[THE TASK]: Pick out each line of the records in which the word "Rate" appears.

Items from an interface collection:
----
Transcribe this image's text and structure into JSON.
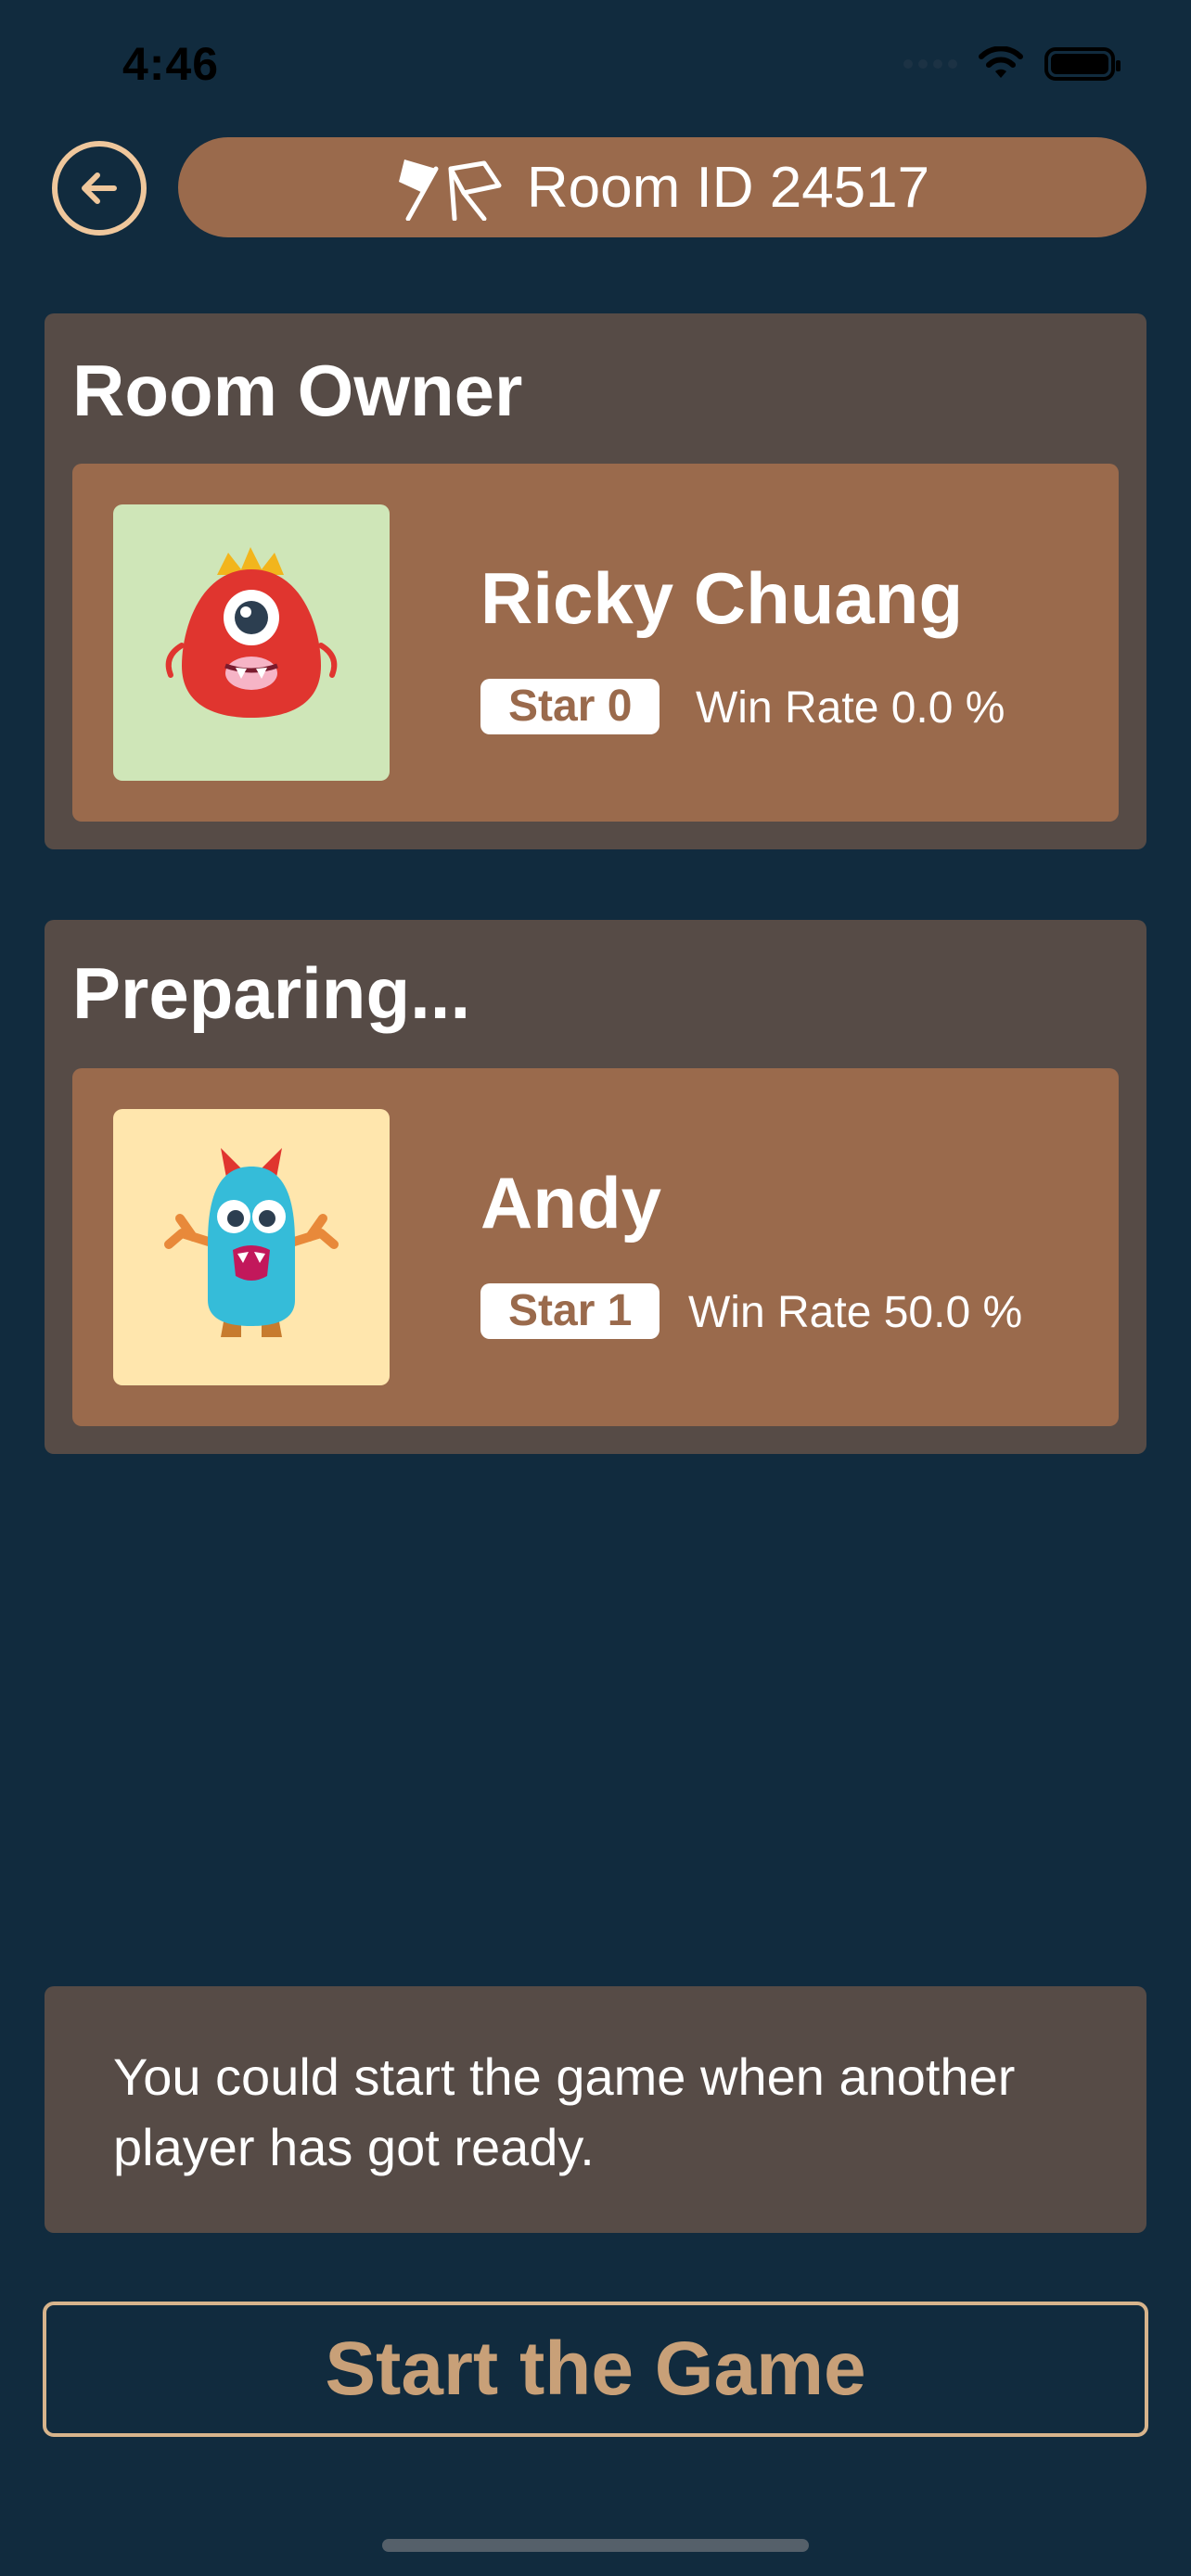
{
  "status_bar": {
    "time": "4:46"
  },
  "header": {
    "room_label": "Room ID 24517"
  },
  "owner_section": {
    "title": "Room Owner",
    "player": {
      "name": "Ricky Chuang",
      "star": "Star 0",
      "win_rate": "Win Rate 0.0 %",
      "avatar_bg": "#cfe6b8",
      "avatar_icon": "red-monster-icon"
    }
  },
  "preparing_section": {
    "title": "Preparing...",
    "player": {
      "name": "Andy",
      "star": "Star 1",
      "win_rate": "Win Rate 50.0 %",
      "avatar_bg": "#ffe6ad",
      "avatar_icon": "blue-monster-icon"
    }
  },
  "notice": {
    "text": "You could start the game when another player has got ready."
  },
  "actions": {
    "start_label": "Start the Game"
  },
  "colors": {
    "background": "#112b3e",
    "card": "#564b46",
    "accent": "#9a6a4c",
    "button_text": "#c8a078",
    "back_ring": "#efc79c"
  }
}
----
[RESPONSE]:
      "win_rate": "Win Rate 0.0 %",
      "win_rate": "Win Rate 50.0 %",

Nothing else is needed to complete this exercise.